I Turn to My Mother’s Book
There are some books it takes me a while to get through, but I don’t see any point in just flipping through long books on serious topics. If one is going to take the time and trouble to read such books, it only makes sense to read them carefully. The good ones merit attention, and why bother with any other kind? After a long trudge through history, however, and at the end of a week marked by more immediate political strife, I needed to a break, and so I picked up this old book that belonged to my mother when she was a girl and that my sisters and I read repeatedly when we were young.
I turn to her book to hold my mother close again, since we lost her nine months ago, and also to try to capture something of what she must have been like when she was a schoolgirl.
I turn to my mother’s book to recapture my own girlhood, too, those long summer days spent reading -- sometimes reading this very book -- on our family home’s front porch, corn rippling in the fields across the road, apples ripening in the trees below and behind the house.
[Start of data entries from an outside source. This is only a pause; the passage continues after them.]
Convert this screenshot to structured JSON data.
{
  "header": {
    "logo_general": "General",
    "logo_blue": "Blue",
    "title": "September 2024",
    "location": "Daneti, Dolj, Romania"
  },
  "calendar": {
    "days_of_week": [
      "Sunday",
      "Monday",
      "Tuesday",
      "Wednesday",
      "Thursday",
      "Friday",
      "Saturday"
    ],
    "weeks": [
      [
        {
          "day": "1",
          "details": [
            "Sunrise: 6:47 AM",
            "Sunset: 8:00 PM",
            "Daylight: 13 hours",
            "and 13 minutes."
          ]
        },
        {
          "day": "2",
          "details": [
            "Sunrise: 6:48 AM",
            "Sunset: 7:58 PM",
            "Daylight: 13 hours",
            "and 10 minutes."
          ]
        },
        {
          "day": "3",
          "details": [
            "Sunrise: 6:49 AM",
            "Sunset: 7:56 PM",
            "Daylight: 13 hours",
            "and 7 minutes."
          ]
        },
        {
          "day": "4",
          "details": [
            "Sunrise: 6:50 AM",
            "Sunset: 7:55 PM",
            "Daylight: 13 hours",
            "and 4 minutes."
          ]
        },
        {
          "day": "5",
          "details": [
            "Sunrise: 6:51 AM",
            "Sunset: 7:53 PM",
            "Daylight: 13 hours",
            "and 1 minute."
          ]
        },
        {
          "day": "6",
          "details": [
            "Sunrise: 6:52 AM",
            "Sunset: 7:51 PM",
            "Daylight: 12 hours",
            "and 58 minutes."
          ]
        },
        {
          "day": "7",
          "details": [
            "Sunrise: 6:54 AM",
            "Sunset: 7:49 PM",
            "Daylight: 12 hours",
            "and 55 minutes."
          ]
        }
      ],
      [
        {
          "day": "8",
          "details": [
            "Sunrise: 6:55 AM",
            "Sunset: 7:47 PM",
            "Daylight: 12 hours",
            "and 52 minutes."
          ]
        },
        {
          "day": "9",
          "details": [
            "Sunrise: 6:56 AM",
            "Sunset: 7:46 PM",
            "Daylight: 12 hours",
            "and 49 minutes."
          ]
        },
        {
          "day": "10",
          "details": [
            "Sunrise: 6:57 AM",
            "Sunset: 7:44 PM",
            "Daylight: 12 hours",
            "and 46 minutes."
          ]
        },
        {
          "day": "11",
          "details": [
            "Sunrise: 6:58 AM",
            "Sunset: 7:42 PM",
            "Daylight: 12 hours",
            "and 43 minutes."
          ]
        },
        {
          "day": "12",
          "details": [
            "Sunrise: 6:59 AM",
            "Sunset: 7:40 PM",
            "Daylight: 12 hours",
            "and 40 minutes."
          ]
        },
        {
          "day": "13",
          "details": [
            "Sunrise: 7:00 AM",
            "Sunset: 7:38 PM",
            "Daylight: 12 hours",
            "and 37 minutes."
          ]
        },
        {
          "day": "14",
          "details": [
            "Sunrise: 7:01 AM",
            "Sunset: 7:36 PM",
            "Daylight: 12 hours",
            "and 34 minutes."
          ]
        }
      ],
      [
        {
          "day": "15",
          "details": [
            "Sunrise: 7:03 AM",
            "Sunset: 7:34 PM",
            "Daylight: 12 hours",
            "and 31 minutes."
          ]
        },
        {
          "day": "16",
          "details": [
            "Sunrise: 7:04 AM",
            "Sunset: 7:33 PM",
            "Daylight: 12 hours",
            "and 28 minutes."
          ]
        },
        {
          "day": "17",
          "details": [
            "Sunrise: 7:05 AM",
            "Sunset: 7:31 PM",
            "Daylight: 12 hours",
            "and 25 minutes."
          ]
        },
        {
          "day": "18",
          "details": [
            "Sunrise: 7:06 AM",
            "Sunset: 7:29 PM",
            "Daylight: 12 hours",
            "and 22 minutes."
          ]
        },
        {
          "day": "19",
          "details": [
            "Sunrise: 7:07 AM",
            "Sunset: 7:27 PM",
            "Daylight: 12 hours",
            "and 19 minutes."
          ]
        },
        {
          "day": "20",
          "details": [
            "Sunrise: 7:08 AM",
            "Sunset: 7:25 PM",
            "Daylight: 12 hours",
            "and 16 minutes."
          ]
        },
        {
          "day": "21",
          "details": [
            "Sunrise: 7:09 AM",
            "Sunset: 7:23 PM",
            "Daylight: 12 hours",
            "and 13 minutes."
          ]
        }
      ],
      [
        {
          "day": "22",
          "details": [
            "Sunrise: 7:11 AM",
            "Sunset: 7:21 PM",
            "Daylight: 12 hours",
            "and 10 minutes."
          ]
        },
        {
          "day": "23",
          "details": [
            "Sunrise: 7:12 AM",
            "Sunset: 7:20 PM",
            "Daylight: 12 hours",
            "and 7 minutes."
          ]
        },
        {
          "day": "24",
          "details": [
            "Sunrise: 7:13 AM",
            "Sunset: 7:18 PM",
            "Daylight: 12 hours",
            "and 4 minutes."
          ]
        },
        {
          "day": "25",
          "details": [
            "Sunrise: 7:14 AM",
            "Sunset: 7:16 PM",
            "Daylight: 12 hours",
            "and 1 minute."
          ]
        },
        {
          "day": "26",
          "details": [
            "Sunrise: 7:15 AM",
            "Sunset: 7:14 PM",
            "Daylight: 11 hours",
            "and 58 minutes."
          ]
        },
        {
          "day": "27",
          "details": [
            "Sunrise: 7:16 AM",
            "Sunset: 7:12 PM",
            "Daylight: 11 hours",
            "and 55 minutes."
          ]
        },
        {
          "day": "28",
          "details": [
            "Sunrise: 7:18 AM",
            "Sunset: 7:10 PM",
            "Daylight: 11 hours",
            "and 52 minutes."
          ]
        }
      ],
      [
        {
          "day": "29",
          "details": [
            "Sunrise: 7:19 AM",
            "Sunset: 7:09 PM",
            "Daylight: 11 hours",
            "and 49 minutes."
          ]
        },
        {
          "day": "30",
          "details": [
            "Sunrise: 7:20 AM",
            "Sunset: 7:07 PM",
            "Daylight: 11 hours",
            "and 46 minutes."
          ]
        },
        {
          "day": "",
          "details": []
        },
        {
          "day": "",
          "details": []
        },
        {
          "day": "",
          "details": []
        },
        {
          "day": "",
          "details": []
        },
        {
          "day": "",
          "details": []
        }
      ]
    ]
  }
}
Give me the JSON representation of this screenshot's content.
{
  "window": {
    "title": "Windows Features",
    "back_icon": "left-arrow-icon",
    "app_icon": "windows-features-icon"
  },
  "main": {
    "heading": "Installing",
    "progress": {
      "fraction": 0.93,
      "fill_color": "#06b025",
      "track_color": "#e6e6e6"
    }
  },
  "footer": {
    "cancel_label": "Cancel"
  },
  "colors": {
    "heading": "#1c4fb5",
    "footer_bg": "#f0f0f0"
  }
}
Each soft, worn page that has worked loose from the binding I turn over with care as I read.
Was my parents’ little grey-shingled house in South Dakota my mother’s “house of dreams”? They look so young and happy in the old black-and-white snapshots.
I am not a collector of valuable editions, but the value of some of my books goes way beyond price. As I hold this dilapidated volume, an inexpensive reprint to begin with of a title published in 1917, I know that I hold a treasure in my hands.